Eufémia Amela is Mozambique’s nominee for the UN disability committee, which is holding an election for new members in late November 2020. She has a physical disability after being affected by polio as a child.
I am the second daughter of eight children. After I contracted polio, resulting in my disability, my parents moved to the capital of the country. There, I studied from elementary school to higher education, graduated as a history and geography teacher and graduated in planning, administration and management education, and worked as a public sector worker and human rights activist (in particular, for people with disabilities).
During my journey I [have worked on] gender issues, inclusive education and HIV/AIDS, and gained experience in national and international events related to issues of disability and gender. I participated in the preparation of training manuals on disability for service providers and an article for a book on inclusive education issues in higher education.
My experience of disability discrimination
During my life as a person with a disability, I have faced several situations of discrimination and attitude barriers. [In 1986] my boss in the workplace refused my participation in an internship in Brazil, claiming that I was a person with a disability and that I could not do it. Another situation was the rejection by my partner’s family, who said that I am not an ideal woman because my disability would prevent me from doing housework and taking care of them. I also experienced situations in which my sexuality was questioned [and suggestions] that I am very daring to have children in a situation where I am a person with a disability. This marked me in such a way that I decided to have [children. I now have] three daughters, who are the reason for my life and give me great pride to fight for the rights of people with disabilities, and in particular women with disabilities.
Why it’s so important that we have an #EqualUN
It is important to ensure gender balance and equity [on the UN disability committee] to ensure that women have the right to a voice. Women with disabilities suffer double discrimination (for being a woman and for being a person with a disability), and even among people with disabilities, women with disabilities remain discriminated against and have little visibility.

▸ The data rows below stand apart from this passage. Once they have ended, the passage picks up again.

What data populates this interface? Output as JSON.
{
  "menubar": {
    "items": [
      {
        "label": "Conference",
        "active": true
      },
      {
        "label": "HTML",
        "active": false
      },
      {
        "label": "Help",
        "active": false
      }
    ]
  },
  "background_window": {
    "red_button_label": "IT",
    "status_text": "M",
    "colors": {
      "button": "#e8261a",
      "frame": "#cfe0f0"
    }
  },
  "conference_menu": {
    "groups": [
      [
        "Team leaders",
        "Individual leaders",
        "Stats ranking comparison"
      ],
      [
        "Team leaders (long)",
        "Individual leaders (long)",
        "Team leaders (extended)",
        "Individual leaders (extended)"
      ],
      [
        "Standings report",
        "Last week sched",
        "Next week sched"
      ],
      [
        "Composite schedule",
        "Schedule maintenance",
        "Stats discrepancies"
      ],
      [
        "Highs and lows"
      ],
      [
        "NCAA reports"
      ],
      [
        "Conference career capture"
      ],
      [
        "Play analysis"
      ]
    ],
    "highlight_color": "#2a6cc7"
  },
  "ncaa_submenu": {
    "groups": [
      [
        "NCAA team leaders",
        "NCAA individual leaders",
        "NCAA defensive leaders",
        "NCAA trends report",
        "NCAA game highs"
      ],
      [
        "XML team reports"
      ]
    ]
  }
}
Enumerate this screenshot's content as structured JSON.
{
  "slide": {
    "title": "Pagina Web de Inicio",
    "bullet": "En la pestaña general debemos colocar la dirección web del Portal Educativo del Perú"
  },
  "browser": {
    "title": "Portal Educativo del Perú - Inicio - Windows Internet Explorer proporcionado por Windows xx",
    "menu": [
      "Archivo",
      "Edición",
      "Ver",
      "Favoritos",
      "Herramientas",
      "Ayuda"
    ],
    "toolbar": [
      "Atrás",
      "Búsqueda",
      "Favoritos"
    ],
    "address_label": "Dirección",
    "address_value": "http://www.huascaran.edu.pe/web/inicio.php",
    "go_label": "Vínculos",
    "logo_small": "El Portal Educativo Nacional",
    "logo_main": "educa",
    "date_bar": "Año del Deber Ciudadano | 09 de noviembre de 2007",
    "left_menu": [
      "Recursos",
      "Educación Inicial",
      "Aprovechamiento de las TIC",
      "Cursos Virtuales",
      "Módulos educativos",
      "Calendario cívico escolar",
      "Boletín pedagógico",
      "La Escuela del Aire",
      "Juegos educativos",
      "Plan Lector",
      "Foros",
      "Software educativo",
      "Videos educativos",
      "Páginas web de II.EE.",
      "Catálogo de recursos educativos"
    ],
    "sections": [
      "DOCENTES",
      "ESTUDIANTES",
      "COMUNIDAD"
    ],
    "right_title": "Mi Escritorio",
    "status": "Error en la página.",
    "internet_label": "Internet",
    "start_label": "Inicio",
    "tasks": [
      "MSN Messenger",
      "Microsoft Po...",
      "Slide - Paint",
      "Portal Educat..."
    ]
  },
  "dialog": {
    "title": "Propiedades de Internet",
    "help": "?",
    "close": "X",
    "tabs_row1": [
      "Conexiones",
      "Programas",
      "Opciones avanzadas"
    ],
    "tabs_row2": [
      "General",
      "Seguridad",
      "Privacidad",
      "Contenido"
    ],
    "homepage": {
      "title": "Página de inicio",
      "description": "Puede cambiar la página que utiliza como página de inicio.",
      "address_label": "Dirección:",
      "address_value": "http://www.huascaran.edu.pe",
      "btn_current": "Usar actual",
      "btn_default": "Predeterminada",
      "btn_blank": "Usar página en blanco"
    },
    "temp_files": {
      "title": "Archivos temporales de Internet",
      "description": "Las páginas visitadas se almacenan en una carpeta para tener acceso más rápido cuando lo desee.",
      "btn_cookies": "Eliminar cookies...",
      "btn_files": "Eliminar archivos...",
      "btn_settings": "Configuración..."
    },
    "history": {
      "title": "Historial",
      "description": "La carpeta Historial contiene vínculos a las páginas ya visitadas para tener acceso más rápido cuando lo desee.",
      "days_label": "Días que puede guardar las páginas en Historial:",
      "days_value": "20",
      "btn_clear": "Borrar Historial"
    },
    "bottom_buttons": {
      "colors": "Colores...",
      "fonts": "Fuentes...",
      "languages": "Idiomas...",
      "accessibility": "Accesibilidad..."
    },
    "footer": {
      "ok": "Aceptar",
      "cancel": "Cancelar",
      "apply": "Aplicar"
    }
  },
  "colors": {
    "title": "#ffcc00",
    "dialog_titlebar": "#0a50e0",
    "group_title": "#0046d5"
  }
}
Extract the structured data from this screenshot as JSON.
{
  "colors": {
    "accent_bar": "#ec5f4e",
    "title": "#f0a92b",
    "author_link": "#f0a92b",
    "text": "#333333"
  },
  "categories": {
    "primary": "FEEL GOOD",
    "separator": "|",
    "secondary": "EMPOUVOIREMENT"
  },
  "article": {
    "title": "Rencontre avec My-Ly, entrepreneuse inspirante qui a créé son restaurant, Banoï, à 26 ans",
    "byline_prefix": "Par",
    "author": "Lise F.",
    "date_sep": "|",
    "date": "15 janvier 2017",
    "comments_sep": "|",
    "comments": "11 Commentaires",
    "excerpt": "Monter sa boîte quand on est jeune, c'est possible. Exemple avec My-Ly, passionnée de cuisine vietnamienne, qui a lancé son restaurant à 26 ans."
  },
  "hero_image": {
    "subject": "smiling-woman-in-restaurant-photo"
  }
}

Also, the participation of women in the committee can influence states parties to pass non-discriminatory laws towards women with disabilities.
In the committee it is important that there is diversity. Although the disability community has some things in common, it is important that the various types of impairment are represented so that the different sensitivities are felt, taking into account that representation means speaking in the first person, [with our own] voices – it means nothing for us without us. Another aspect is that disability can be linked with poverty, so it is important to have representation of people living in low-income countries. This may influence states parties to promote actions aimed at allocating more resources and investments in the area of disability.
The barriers [I have experienced in trying to] access public services made me a firm woman with the courage to fight for my rights through membership in the associative movement as one of the pioneers, in the certainty that one day life has to change and that differences cannot divide us as human beings.
Originally published Sightsavers: Source